When Brigham was only fourteen years old, his mother lost her struggle with tuberculosis and passed away. Her death, combined with the rigors of a life so dependent upon the land, helped the boy grow quickly into a man. The children were left in the care of their father who, though a good man, was often very strict. Brigham would later say of his father that “it used to be a word and a blow, with him, but the blow came first.” His father would sometimes have to leave the children on their own for days while he worked or got supplies.
One time Brigham and his brother were so hungry, with nothing but maple sugar in the house, that he resorted to shooting a robin so the two boys could have something to eat. It was not long after his mother’s death that his father told him it was time for him to leave home.
“When I was sixteen years of age, my father said to me, ‘You can now have your time; go and provide for yourself;’ and a year had not passed away before I stopped running, jumping, wrestling and the laying out of my strength for naught; but when I was seventeen years of age, I laid out my strength in planing a board, or in cultivating the ground to raise something from it to benefit myself.”

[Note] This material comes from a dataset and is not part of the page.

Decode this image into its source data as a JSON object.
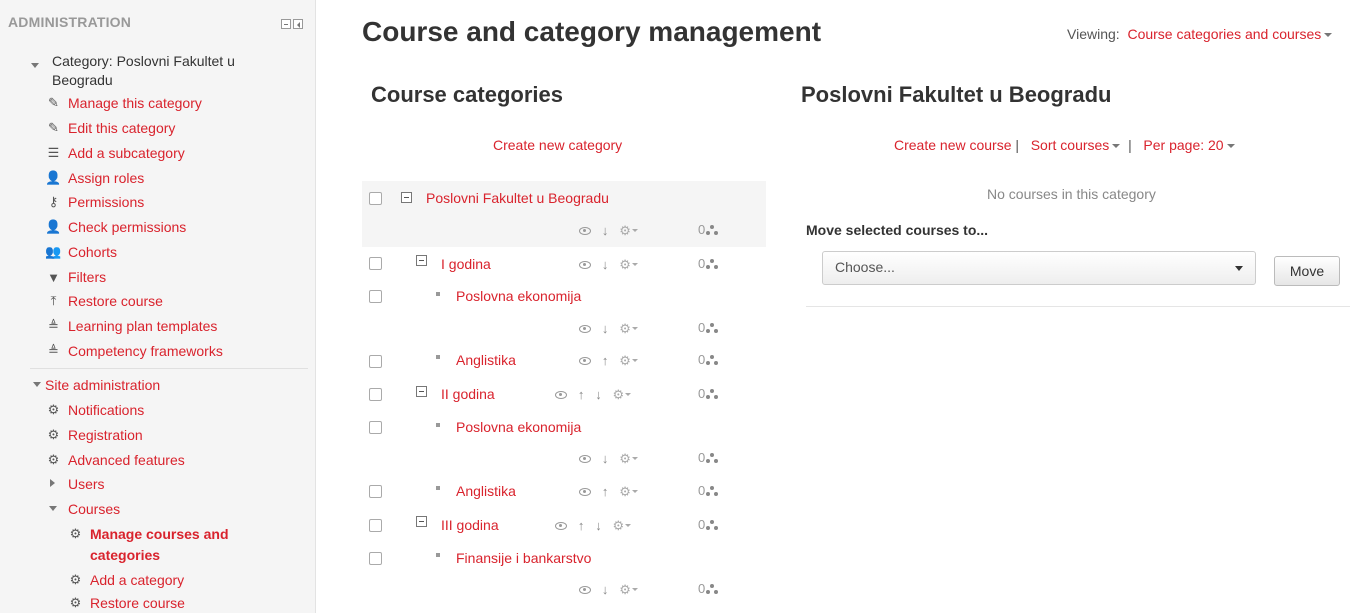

Brigham left home and became an apprentice carpenter, painter, and glazier. Over the next five years he gained a reputation for being a capable and hardworking man.
As a member of the twelve apostles, he spent his time doing missionary work and being with family. He was also part of the building of the Kirtland Temple. Despite the great blessings that flowed from having the temple in Kirtland, a troubling spirit of fierce contention spread throughout the village. Many members of the Church believed that Joseph was unwisely combining the spiritual with the secular and should not allow the Church to be involved in temporal affairs.
They blamed him for “meddling” with a financial institution (the Kirtland Safety Society Anti- Banking Association) that ultimately failed. Always loyal to Joseph Smith, Brigham Young defended him and his inspired role as head of the Church against all critics—even certain members of the Twelve.
He knew Joseph was not perfect, but he also knew he was a prophet. The unrest and resentment toward the Prophet and those who supported him became so severe, in fact, that Elder Young had to leave Kirtland under the cover of night for his own safety.